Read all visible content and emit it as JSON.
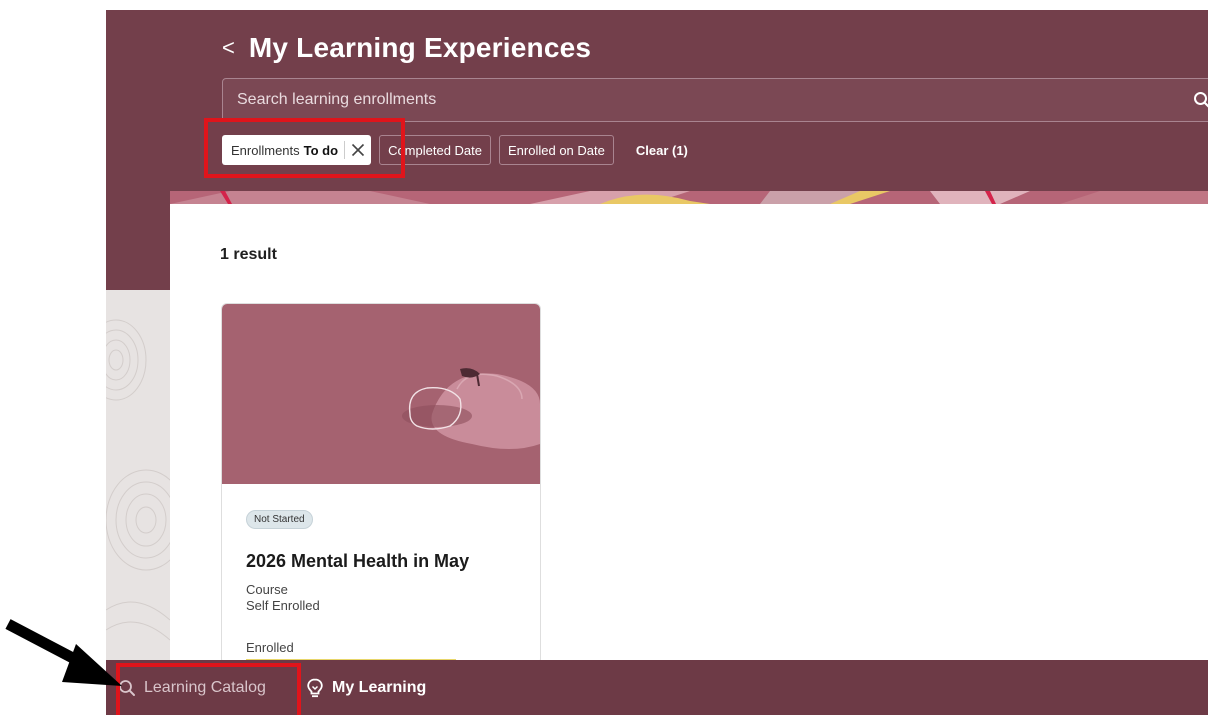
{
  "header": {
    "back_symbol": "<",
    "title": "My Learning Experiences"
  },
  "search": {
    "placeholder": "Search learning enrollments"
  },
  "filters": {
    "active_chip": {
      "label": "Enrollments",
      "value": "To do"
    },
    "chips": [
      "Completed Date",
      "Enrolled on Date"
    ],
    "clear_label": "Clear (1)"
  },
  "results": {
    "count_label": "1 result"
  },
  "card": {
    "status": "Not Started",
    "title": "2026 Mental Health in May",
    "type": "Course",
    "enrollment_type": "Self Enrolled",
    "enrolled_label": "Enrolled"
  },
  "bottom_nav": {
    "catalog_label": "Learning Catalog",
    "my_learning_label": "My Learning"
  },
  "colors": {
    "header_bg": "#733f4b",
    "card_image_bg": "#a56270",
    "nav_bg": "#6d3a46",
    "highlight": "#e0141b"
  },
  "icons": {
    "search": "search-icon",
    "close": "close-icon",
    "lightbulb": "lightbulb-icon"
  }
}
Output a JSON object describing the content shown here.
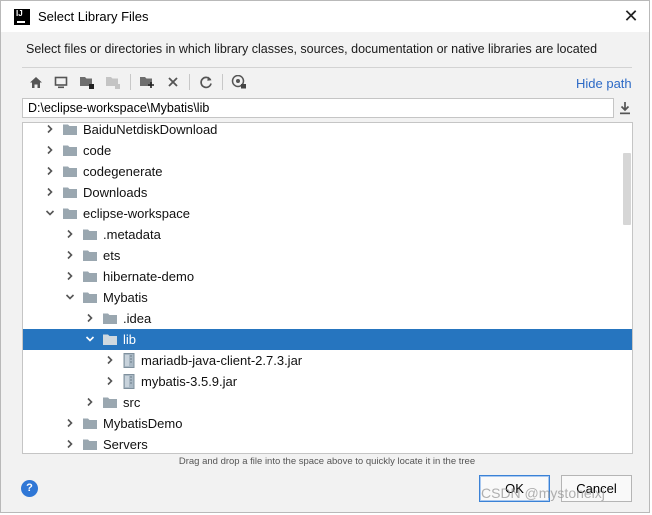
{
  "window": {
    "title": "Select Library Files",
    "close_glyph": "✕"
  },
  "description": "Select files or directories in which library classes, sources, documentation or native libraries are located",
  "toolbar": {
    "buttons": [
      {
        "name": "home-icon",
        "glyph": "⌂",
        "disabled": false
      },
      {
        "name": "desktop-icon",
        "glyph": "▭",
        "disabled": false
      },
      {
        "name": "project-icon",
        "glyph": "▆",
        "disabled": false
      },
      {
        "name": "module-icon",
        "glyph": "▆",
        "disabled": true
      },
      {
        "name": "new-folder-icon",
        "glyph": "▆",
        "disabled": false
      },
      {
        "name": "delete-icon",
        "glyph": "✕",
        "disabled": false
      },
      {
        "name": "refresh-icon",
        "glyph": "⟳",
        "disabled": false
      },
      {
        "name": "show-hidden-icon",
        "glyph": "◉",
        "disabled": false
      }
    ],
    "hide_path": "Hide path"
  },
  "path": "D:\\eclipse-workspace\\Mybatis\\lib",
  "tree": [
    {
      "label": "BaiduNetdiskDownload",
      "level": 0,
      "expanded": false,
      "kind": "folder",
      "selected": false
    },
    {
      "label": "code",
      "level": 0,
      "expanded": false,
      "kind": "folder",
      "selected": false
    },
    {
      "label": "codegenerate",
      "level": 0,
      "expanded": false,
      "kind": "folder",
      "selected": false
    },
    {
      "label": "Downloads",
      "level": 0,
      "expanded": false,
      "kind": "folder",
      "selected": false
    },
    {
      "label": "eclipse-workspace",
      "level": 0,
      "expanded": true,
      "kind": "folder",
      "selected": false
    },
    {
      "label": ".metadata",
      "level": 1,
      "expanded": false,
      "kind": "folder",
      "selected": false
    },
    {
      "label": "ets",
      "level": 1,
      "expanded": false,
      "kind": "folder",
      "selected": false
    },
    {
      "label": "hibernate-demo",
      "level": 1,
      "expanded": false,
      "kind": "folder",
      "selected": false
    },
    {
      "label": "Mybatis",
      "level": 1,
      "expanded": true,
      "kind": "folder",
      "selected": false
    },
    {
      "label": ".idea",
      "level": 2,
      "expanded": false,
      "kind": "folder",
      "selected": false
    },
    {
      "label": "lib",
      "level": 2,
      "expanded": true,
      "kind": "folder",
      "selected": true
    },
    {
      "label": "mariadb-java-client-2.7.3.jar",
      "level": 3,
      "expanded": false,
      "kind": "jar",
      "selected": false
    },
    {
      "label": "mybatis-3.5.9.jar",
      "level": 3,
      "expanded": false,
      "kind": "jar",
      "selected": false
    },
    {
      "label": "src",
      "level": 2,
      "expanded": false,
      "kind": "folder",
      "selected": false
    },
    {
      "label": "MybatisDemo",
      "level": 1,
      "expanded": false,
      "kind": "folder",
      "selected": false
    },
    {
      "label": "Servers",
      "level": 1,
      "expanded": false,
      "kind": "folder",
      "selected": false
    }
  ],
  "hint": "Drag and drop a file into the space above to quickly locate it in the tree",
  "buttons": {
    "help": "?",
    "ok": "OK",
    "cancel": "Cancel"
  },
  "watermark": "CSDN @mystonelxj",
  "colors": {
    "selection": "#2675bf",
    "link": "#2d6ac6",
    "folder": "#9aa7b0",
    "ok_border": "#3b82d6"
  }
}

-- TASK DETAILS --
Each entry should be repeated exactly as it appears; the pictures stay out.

-- SOLUTION --
Read all visible content and emit it as JSON.
{
  "header": {
    "back_symbol": "<",
    "title": "My Learning Experiences"
  },
  "search": {
    "placeholder": "Search learning enrollments"
  },
  "filters": {
    "active_chip": {
      "label": "Enrollments",
      "value": "To do"
    },
    "chips": [
      "Completed Date",
      "Enrolled on Date"
    ],
    "clear_label": "Clear (1)"
  },
  "results": {
    "count_label": "1 result"
  },
  "card": {
    "status": "Not Started",
    "title": "2026 Mental Health in May",
    "type": "Course",
    "enrollment_type": "Self Enrolled",
    "enrolled_label": "Enrolled"
  },
  "bottom_nav": {
    "catalog_label": "Learning Catalog",
    "my_learning_label": "My Learning"
  },
  "colors": {
    "header_bg": "#733f4b",
    "card_image_bg": "#a56270",
    "nav_bg": "#6d3a46",
    "highlight": "#e0141b"
  },
  "icons": {
    "search": "search-icon",
    "close": "close-icon",
    "lightbulb": "lightbulb-icon"
  }
}
Output a JSON object describing the content shown here.
{
  "window": {
    "title": "Select Library Files",
    "close_glyph": "✕"
  },
  "description": "Select files or directories in which library classes, sources, documentation or native libraries are located",
  "toolbar": {
    "buttons": [
      {
        "name": "home-icon",
        "glyph": "⌂",
        "disabled": false
      },
      {
        "name": "desktop-icon",
        "glyph": "▭",
        "disabled": false
      },
      {
        "name": "project-icon",
        "glyph": "▆",
        "disabled": false
      },
      {
        "name": "module-icon",
        "glyph": "▆",
        "disabled": true
      },
      {
        "name": "new-folder-icon",
        "glyph": "▆",
        "disabled": false
      },
      {
        "name": "delete-icon",
        "glyph": "✕",
        "disabled": false
      },
      {
        "name": "refresh-icon",
        "glyph": "⟳",
        "disabled": false
      },
      {
        "name": "show-hidden-icon",
        "glyph": "◉",
        "disabled": false
      }
    ],
    "hide_path": "Hide path"
  },
  "path": "D:\\eclipse-workspace\\Mybatis\\lib",
  "tree": [
    {
      "label": "BaiduNetdiskDownload",
      "level": 0,
      "expanded": false,
      "kind": "folder",
      "selected": false
    },
    {
      "label": "code",
      "level": 0,
      "expanded": false,
      "kind": "folder",
      "selected": false
    },
    {
      "label": "codegenerate",
      "level": 0,
      "expanded": false,
      "kind": "folder",
      "selected": false
    },
    {
      "label": "Downloads",
      "level": 0,
      "expanded": false,
      "kind": "folder",
      "selected": false
    },
    {
      "label": "eclipse-workspace",
      "level": 0,
      "expanded": true,
      "kind": "folder",
      "selected": false
    },
    {
      "label": ".metadata",
      "level": 1,
      "expanded": false,
      "kind": "folder",
      "selected": false
    },
    {
      "label": "ets",
      "level": 1,
      "expanded": false,
      "kind": "folder",
      "selected": false
    },
    {
      "label": "hibernate-demo",
      "level": 1,
      "expanded": false,
      "kind": "folder",
      "selected": false
    },
    {
      "label": "Mybatis",
      "level": 1,
      "expanded": true,
      "kind": "folder",
      "selected": false
    },
    {
      "label": ".idea",
      "level": 2,
      "expanded": false,
      "kind": "folder",
      "selected": false
    },
    {
      "label": "lib",
      "level": 2,
      "expanded": true,
      "kind": "folder",
      "selected": true
    },
    {
      "label": "mariadb-java-client-2.7.3.jar",
      "level": 3,
      "expanded": false,
      "kind": "jar",
      "selected": false
    },
    {
      "label": "mybatis-3.5.9.jar",
      "level": 3,
      "expanded": false,
      "kind": "jar",
      "selected": false
    },
    {
      "label": "src",
      "level": 2,
      "expanded": false,
      "kind": "folder",
      "selected": false
    },
    {
      "label": "MybatisDemo",
      "level": 1,
      "expanded": false,
      "kind": "folder",
      "selected": false
    },
    {
      "label": "Servers",
      "level": 1,
      "expanded": false,
      "kind": "folder",
      "selected": false
    }
  ],
  "hint": "Drag and drop a file into the space above to quickly locate it in the tree",
  "buttons": {
    "help": "?",
    "ok": "OK",
    "cancel": "Cancel"
  },
  "watermark": "CSDN @mystonelxj",
  "colors": {
    "selection": "#2675bf",
    "link": "#2d6ac6",
    "folder": "#9aa7b0",
    "ok_border": "#3b82d6"
  }
}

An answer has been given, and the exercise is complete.